- Pale or white gums owing to low hemoglobin
- Weakness and lethargy
- Rapid breathing
- Poor appetite
- Weight loss
- Increased susceptibility to infections
- Impaired blood coagulation
- Difficulty with exertion or exercise
Treatment and Diagnosis of Cat Anemia
To identify anemia, your veterinarian will perform a physical examination, a review of the patient’s medical history, and blood testing.Depending on the cause, treatment options may include drugs to increase RBC production, blood transfusions for severe instances, and dietary supplements like iron, folic acid, and B12. Surgery if the condition is bleedable
• Dietary modifications
• Antibiotics to address any contributory infection
By combining medication, dietary modifications, and lifestyle changes, the treatment’s objectives are to increase your cat’s hemoglobin and RBC counts, minimize symptoms, and treat the underlying condition.Anemic cats often respond favorably to appropriate treatment and can eventually stabilize.
In conclusion, anemia is a serious blood condition that requires thorough diagnosis and treatment.Watch for alarming symptoms and collaborate with your vet to determine the cause, develop a tailored treatment strategy, and improve your cat’s quality of life.Making the advised changes to your cat’s care together with regular visits, blood tests, and blood workups will assist to maximize results over time.
Can Anemia In Cats Be Prevented?
There are ways to help avoid feline anemia, including:
• Appropriate nutrition: It’s essential to give your cat premium cat food that is suited to its needs and life stage.It should be rich in nutrients including folic acid, vitamin B12, and iron to encourage the development of healthy red blood cells.
• Supplements as required – Pregnant, nursing, elderly, or otherwise unwell cats may benefit from additional iron and vitamin B12 supplements, when prescribed by a veterinarian.Anemia can be avoided and red blood cell levels can be optimized.
Cats who are sensitive to intestinal parasite diseases that can cause blood loss should receive routine flea and worm prophylaxis.Anemia and blood loss may be lessened as a result.
Updating vaccines against contagious illnesses like feline leukemia virus and feline immunodeficiency virus can help avoid viral anemia causes by preventing these diseases from spreading.
• Managing chronic illnesses:
It’s essential to effectively manage any long-term health conditions, such as feline chronic renal disease, which results in anemia, in order to prevent further development.
• Avoiding toxins:
Keep your cat away from substances like antifreeze, rat poison, and other plants that could be harmful to them.Exposurehasbeenlinkedtoanemiainsomecats.
• Routine examinations and blood tests:
Your vet can monitor your cat’s red blood cell counts over time and administer supplements as required to maintain healthy levels and prevent anemia.
• Gradual dietary changes:
To reduce the danger of stored blood cell generation as your cat ages, any dietary modifications should be made gradually and in conjunction with your veterinarian.

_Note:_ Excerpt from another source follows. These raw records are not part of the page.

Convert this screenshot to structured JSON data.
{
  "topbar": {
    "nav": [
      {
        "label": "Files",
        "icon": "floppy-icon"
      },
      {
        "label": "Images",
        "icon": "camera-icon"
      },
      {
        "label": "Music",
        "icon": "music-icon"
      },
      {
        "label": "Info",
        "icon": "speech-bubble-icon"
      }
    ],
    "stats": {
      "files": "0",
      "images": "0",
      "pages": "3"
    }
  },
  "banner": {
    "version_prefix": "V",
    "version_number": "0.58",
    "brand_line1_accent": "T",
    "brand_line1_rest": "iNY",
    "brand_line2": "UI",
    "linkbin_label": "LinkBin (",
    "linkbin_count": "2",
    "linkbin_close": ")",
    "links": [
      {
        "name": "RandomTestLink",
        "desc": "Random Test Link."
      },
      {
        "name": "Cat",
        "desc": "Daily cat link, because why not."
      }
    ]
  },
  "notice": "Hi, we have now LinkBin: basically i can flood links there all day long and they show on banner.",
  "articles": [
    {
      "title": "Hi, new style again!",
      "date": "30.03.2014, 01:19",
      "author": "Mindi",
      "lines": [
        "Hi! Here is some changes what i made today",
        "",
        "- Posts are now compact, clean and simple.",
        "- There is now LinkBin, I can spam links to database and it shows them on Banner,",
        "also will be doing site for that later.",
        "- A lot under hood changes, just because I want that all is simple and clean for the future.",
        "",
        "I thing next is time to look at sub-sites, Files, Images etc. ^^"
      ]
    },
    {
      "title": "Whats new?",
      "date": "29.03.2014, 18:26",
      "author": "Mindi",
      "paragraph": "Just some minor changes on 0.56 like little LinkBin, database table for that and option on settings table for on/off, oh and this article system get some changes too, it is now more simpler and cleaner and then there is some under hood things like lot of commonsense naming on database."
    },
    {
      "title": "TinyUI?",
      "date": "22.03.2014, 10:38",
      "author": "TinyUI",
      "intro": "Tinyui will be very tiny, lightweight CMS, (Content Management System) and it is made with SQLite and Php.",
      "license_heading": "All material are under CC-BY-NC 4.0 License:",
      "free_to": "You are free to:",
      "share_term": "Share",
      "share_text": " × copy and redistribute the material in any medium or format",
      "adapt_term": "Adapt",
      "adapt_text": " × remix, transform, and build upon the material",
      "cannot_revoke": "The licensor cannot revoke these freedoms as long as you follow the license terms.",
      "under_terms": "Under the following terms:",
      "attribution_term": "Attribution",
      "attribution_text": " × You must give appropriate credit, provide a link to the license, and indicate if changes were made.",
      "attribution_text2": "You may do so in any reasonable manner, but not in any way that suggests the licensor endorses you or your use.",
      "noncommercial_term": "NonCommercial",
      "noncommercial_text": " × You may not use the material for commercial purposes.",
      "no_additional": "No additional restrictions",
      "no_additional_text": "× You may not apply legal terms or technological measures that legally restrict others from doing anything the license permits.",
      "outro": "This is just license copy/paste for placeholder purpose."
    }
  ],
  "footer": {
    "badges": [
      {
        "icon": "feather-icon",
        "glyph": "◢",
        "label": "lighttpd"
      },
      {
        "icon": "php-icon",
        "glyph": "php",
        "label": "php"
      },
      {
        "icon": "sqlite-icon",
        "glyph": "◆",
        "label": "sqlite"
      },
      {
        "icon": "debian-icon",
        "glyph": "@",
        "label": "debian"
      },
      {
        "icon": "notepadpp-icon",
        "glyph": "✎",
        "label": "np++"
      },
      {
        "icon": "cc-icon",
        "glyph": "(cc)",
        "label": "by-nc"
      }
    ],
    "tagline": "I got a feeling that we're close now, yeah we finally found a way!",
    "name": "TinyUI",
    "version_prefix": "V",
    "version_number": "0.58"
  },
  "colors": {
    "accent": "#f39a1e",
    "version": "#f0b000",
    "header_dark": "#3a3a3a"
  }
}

The risk of your cat developing anemia may be slightly reduced by these preventative actions, but early detection is still essential if symptoms do appear.The best opportunity for your cat to maintain healthy red blood cell counts as they age is to customize their food, supplement needs, and vaccination status together with your veterinarian.